"Right now, we're just waiting for the official word from (Costa Rican) authorities," she said. "We don't have enough information to make a decision about the future of that program."
Though she was staying with the host family from her visit last year, Martin wasn't traveling to Costa Rica under the auspices of the Study Abroad program, KU officials said.
According to the U.S. State Department's consular information sheet on Costa Rica: "Criminals have shown a greater tendency in recent years to use violence. U.S. citizens are encouraged to use the same level of caution that they would exercise in major cities or tourist areas throughout the world. Local law enforcement agencies have limited capabilities and are not up to U.S. standards, especially in remote rural areas."
In March 2000, two college-age U.S. women were murdered near the town of Cahuita, on Costa Rica's Caribbean coast. Investigation of that crime continues. In October 1999, two elderly U.S. citizens were murdered in a remote area of Guanacaste during an apparent robbery attempt. No suspects have been apprehended.
U.S. Embassy officials in Costa Rica told the Journal-World they consider Golfito a "remote area" of the country.
Golfito, population about 15,000, is a Pacific Ocean port city on the southern coast of Costa Rica. Most residents work in the duty-free shops, or the sport fishing and palm oil manufacture industries.
Official details about Martin's death were sketchy, but according to local news reports, police were ruling out robbery as a motive because her personal items were left behind by her assailant. Costa Rican newspapers also reported without attribution that there was no apparent evidence of sexual assault, though police were awaiting autopsy results before completely ruling out that possibility.
The U.S. Embassy spokeswoman said only that local police and the Organization for Judicial Investigation, the Costa Rican version of the FBI, were looking into the homicide. An autopsy is scheduled, she said.
Smart and joyful
Martin was pursuing degrees in biodiversity, ecology and evolutionary biology and had plans to go in June to the University of Minnesota, where she had been offered a research internship.
She was a member of KU Environs, an environmental group, and had been involved in the effort to create bicycle paths in Lawrence. She also taught gymnastics at the university and was employed at Sunrise Garden Center, a plant nursery in Lawrence.
"She was a great person, always in a good mood, and a hard worker," said Greg McDonald, a managing partner at the business, 15th and New York streets.
McDonald told how Martin once helped a Peruvian woman who came into the store. Because the woman didn't speak English, Martin, who spoke Spanish, translated for her.
"Shannon turned a situation that could have been difficult into something that was a pleasant experience for both," McDonald said.
And though her focus was biology, Martin also had an artistic side. She was enrolled in beginner's dance, classmates said.

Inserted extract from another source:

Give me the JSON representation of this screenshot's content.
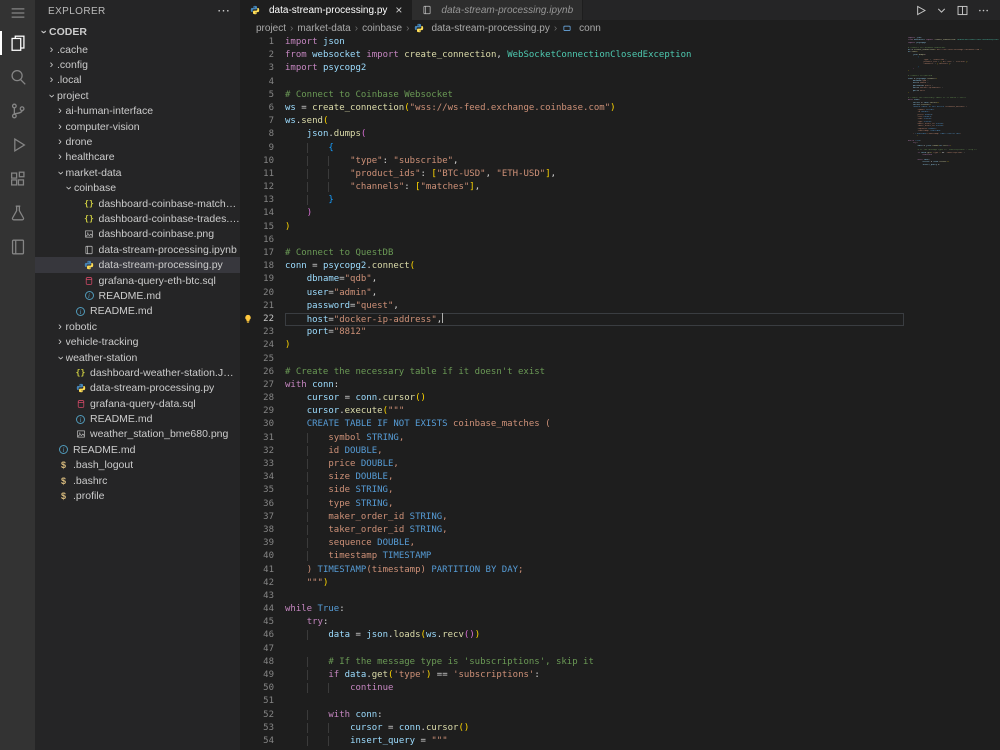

"She wasn't a dance major, but it was surprising because she was so good at it," said Kate Livgren, a KU freshman. "It was a large class, but there was a lot of camaraderie there. She seemed really, really joyful to be there every day."